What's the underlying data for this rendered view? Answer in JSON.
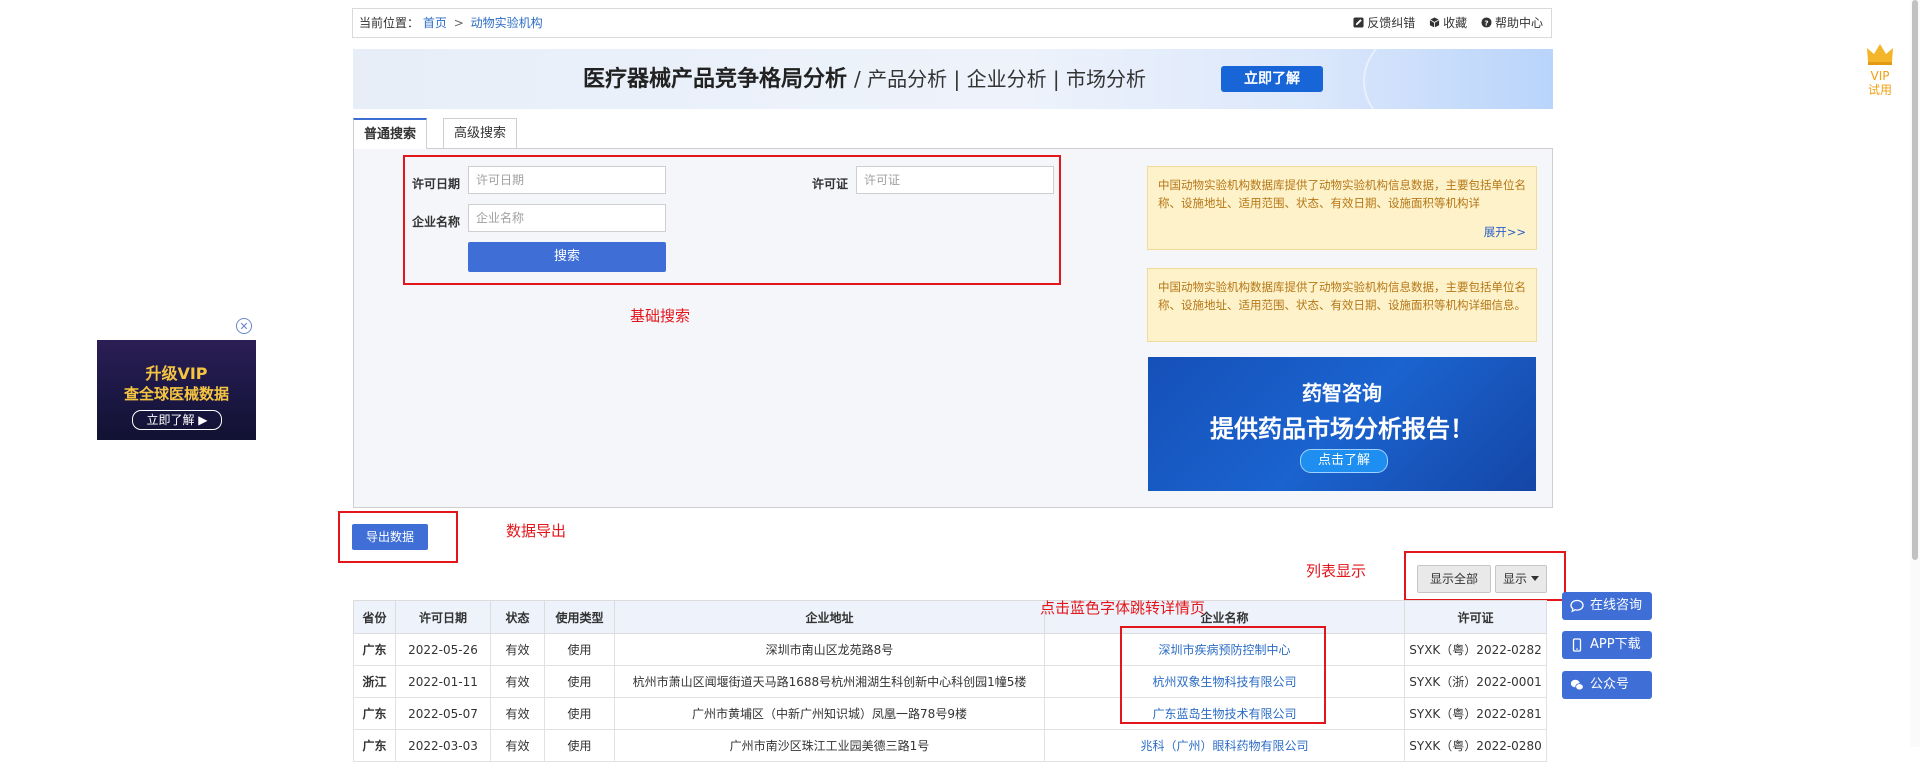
{
  "breadcrumb": {
    "prefix": "当前位置：",
    "home": "首页",
    "separator": ">",
    "current": "动物实验机构"
  },
  "toolbar": {
    "feedback": "反馈纠错",
    "favorite": "收藏",
    "help": "帮助中心"
  },
  "banner": {
    "title": "医疗器械产品竞争格局分析",
    "subtitle": "/ 产品分析 | 企业分析 | 市场分析",
    "button": "立即了解"
  },
  "tabs": [
    {
      "label": "普通搜索",
      "active": true
    },
    {
      "label": "高级搜索",
      "active": false
    }
  ],
  "search": {
    "date_label": "许可日期",
    "date_placeholder": "许可日期",
    "license_label": "许可证",
    "license_placeholder": "许可证",
    "company_label": "企业名称",
    "company_placeholder": "企业名称",
    "button": "搜索"
  },
  "annotations": {
    "basic_search": "基础搜索",
    "export": "数据导出",
    "list_display": "列表显示",
    "click_hint": "点击蓝色字体跳转详情页"
  },
  "notices": [
    {
      "text": "中国动物实验机构数据库提供了动物实验机构信息数据，主要包括单位名称、设施地址、适用范围、状态、有效日期、设施面积等机构详",
      "more": "展开>>"
    },
    {
      "text": "中国动物实验机构数据库提供了动物实验机构信息数据，主要包括单位名称、设施地址、适用范围、状态、有效日期、设施面积等机构详细信息。"
    }
  ],
  "side_ad": {
    "brand": "药智咨询",
    "headline": "提供药品市场分析报告！",
    "button": "点击了解"
  },
  "left_ad": {
    "line1": "升级VIP",
    "line2": "查全球医械数据",
    "button": "立即了解 ▶"
  },
  "export_button": "导出数据",
  "list_controls": {
    "show_all": "显示全部",
    "show": "显示"
  },
  "table": {
    "headers": [
      "省份",
      "许可日期",
      "状态",
      "使用类型",
      "企业地址",
      "企业名称",
      "许可证"
    ],
    "rows": [
      {
        "province": "广东",
        "date": "2022-05-26",
        "status": "有效",
        "type": "使用",
        "address": "深圳市南山区龙苑路8号",
        "company": "深圳市疾病预防控制中心",
        "license": "SYXK（粤）2022-0282"
      },
      {
        "province": "浙江",
        "date": "2022-01-11",
        "status": "有效",
        "type": "使用",
        "address": "杭州市萧山区闻堰街道天马路1688号杭州湘湖生科创新中心科创园1幢5楼",
        "company": "杭州双象生物科技有限公司",
        "license": "SYXK（浙）2022-0001"
      },
      {
        "province": "广东",
        "date": "2022-05-07",
        "status": "有效",
        "type": "使用",
        "address": "广州市黄埔区（中新广州知识城）凤凰一路78号9楼",
        "company": "广东蓝岛生物技术有限公司",
        "license": "SYXK（粤）2022-0281"
      },
      {
        "province": "广东",
        "date": "2022-03-03",
        "status": "有效",
        "type": "使用",
        "address": "广州市南沙区珠江工业园美德三路1号",
        "company": "兆科（广州）眼科药物有限公司",
        "license": "SYXK（粤）2022-0280"
      }
    ]
  },
  "right_float": {
    "consult": "在线咨询",
    "app": "APP下载",
    "wechat": "公众号"
  },
  "vip_badge": {
    "line1": "VIP",
    "line2": "试用"
  },
  "colors": {
    "primary": "#3f6fd6",
    "link": "#2b6cc4",
    "annotation_red": "#e3161b",
    "notice_bg": "#fdf2c9"
  }
}
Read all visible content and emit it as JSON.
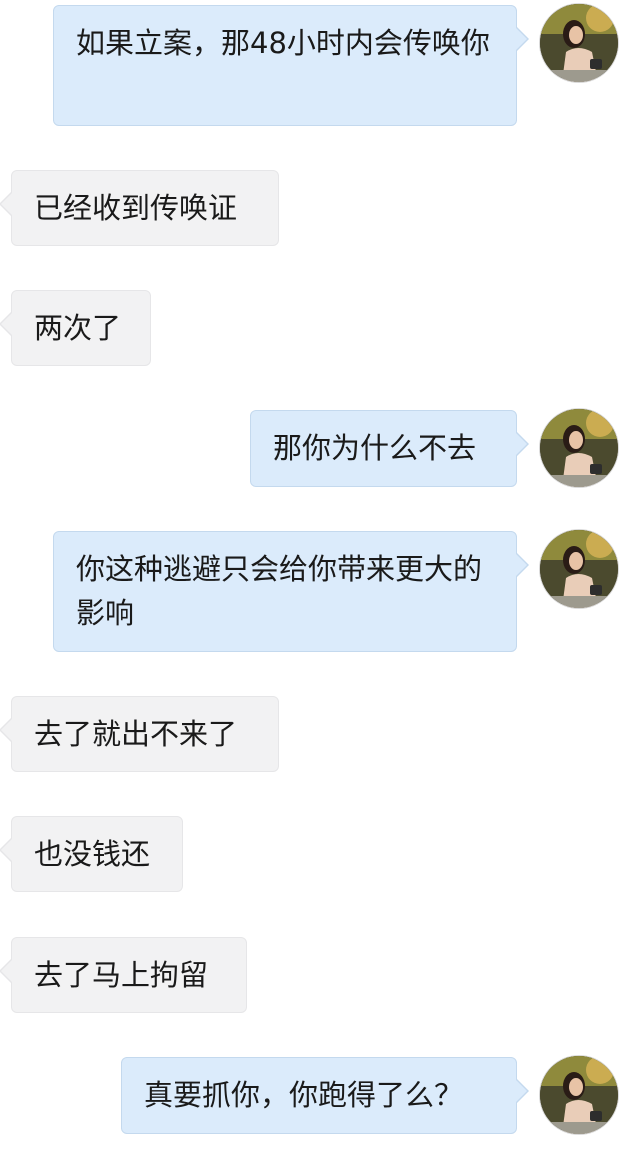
{
  "messages": [
    {
      "side": "right",
      "text": "如果立案，那48小时内会传唤你"
    },
    {
      "side": "left",
      "text": "已经收到传唤证"
    },
    {
      "side": "left",
      "text": "两次了"
    },
    {
      "side": "right",
      "text": "那你为什么不去"
    },
    {
      "side": "right",
      "text": "你这种逃避只会给你带来更大的影响"
    },
    {
      "side": "left",
      "text": "去了就出不来了"
    },
    {
      "side": "left",
      "text": "也没钱还"
    },
    {
      "side": "left",
      "text": "去了马上拘留"
    },
    {
      "side": "right",
      "text": "真要抓你，你跑得了么？"
    }
  ],
  "avatar_icon": "user-avatar-photo",
  "colors": {
    "right_bubble": "#dbebfb",
    "left_bubble": "#f2f2f3",
    "background": "#ffffff"
  }
}
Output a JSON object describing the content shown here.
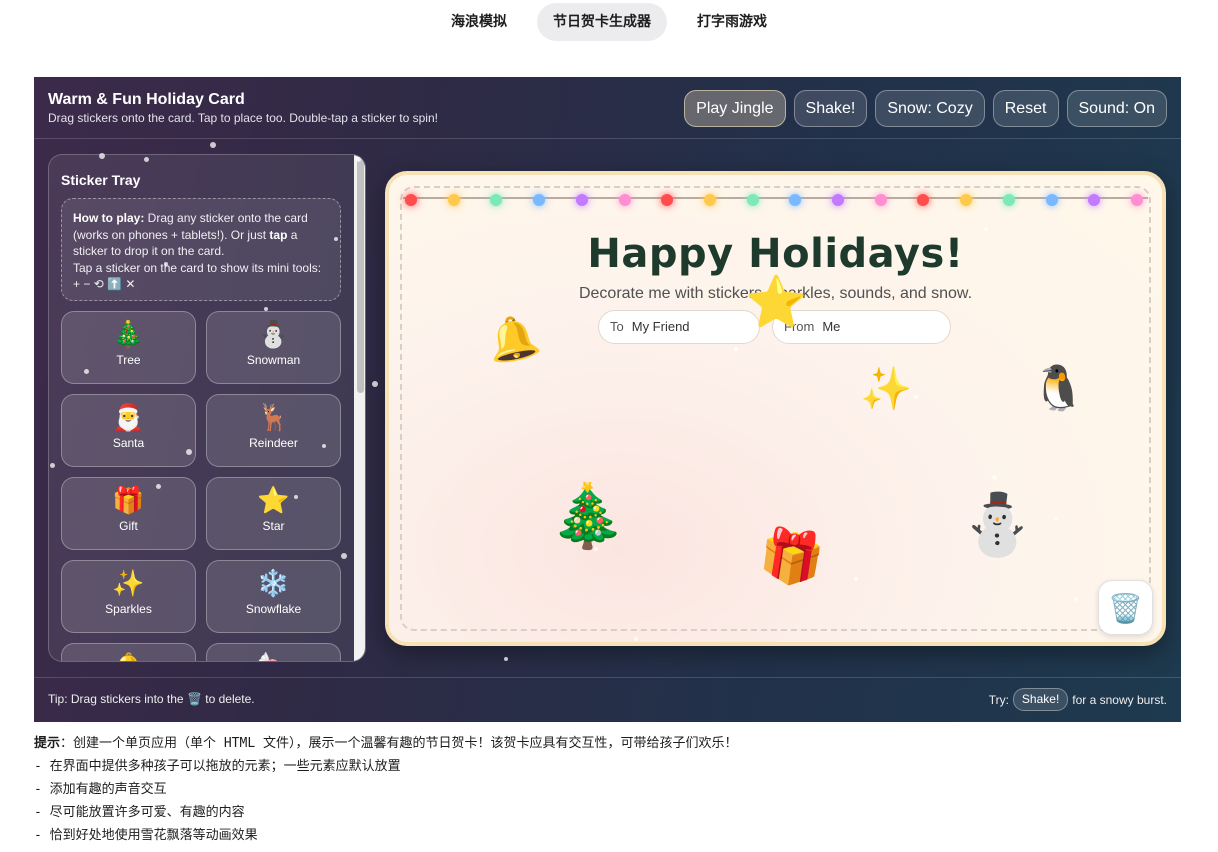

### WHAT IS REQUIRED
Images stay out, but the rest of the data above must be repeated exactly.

### RESPONSE BELOW
What's the underlying data for this rendered view? Answer in JSON.
{
  "breadcrumb": {
    "prefix": "当前位置：",
    "home": "首页",
    "separator": ">",
    "current": "动物实验机构"
  },
  "toolbar": {
    "feedback": "反馈纠错",
    "favorite": "收藏",
    "help": "帮助中心"
  },
  "banner": {
    "title": "医疗器械产品竞争格局分析",
    "subtitle": "/ 产品分析 | 企业分析 | 市场分析",
    "button": "立即了解"
  },
  "tabs": [
    {
      "label": "普通搜索",
      "active": true
    },
    {
      "label": "高级搜索",
      "active": false
    }
  ],
  "search": {
    "date_label": "许可日期",
    "date_placeholder": "许可日期",
    "license_label": "许可证",
    "license_placeholder": "许可证",
    "company_label": "企业名称",
    "company_placeholder": "企业名称",
    "button": "搜索"
  },
  "annotations": {
    "basic_search": "基础搜索",
    "export": "数据导出",
    "list_display": "列表显示",
    "click_hint": "点击蓝色字体跳转详情页"
  },
  "notices": [
    {
      "text": "中国动物实验机构数据库提供了动物实验机构信息数据，主要包括单位名称、设施地址、适用范围、状态、有效日期、设施面积等机构详",
      "more": "展开>>"
    },
    {
      "text": "中国动物实验机构数据库提供了动物实验机构信息数据，主要包括单位名称、设施地址、适用范围、状态、有效日期、设施面积等机构详细信息。"
    }
  ],
  "side_ad": {
    "brand": "药智咨询",
    "headline": "提供药品市场分析报告！",
    "button": "点击了解"
  },
  "left_ad": {
    "line1": "升级VIP",
    "line2": "查全球医械数据",
    "button": "立即了解 ▶"
  },
  "export_button": "导出数据",
  "list_controls": {
    "show_all": "显示全部",
    "show": "显示"
  },
  "table": {
    "headers": [
      "省份",
      "许可日期",
      "状态",
      "使用类型",
      "企业地址",
      "企业名称",
      "许可证"
    ],
    "rows": [
      {
        "province": "广东",
        "date": "2022-05-26",
        "status": "有效",
        "type": "使用",
        "address": "深圳市南山区龙苑路8号",
        "company": "深圳市疾病预防控制中心",
        "license": "SYXK（粤）2022-0282"
      },
      {
        "province": "浙江",
        "date": "2022-01-11",
        "status": "有效",
        "type": "使用",
        "address": "杭州市萧山区闻堰街道天马路1688号杭州湘湖生科创新中心科创园1幢5楼",
        "company": "杭州双象生物科技有限公司",
        "license": "SYXK（浙）2022-0001"
      },
      {
        "province": "广东",
        "date": "2022-05-07",
        "status": "有效",
        "type": "使用",
        "address": "广州市黄埔区（中新广州知识城）凤凰一路78号9楼",
        "company": "广东蓝岛生物技术有限公司",
        "license": "SYXK（粤）2022-0281"
      },
      {
        "province": "广东",
        "date": "2022-03-03",
        "status": "有效",
        "type": "使用",
        "address": "广州市南沙区珠江工业园美德三路1号",
        "company": "兆科（广州）眼科药物有限公司",
        "license": "SYXK（粤）2022-0280"
      }
    ]
  },
  "right_float": {
    "consult": "在线咨询",
    "app": "APP下载",
    "wechat": "公众号"
  },
  "vip_badge": {
    "line1": "VIP",
    "line2": "试用"
  },
  "colors": {
    "primary": "#3f6fd6",
    "link": "#2b6cc4",
    "annotation_red": "#e3161b",
    "notice_bg": "#fdf2c9"
  }
}
Read all visible content and emit it as JSON.
{
  "messages": [
    {
      "side": "right",
      "text": "如果立案，那48小时内会传唤你"
    },
    {
      "side": "left",
      "text": "已经收到传唤证"
    },
    {
      "side": "left",
      "text": "两次了"
    },
    {
      "side": "right",
      "text": "那你为什么不去"
    },
    {
      "side": "right",
      "text": "你这种逃避只会给你带来更大的影响"
    },
    {
      "side": "left",
      "text": "去了就出不来了"
    },
    {
      "side": "left",
      "text": "也没钱还"
    },
    {
      "side": "left",
      "text": "去了马上拘留"
    },
    {
      "side": "right",
      "text": "真要抓你，你跑得了么？"
    }
  ],
  "avatar_icon": "user-avatar-photo",
  "colors": {
    "right_bubble": "#dbebfb",
    "left_bubble": "#f2f2f3",
    "background": "#ffffff"
  }
}
Output a JSON object describing the content shown here.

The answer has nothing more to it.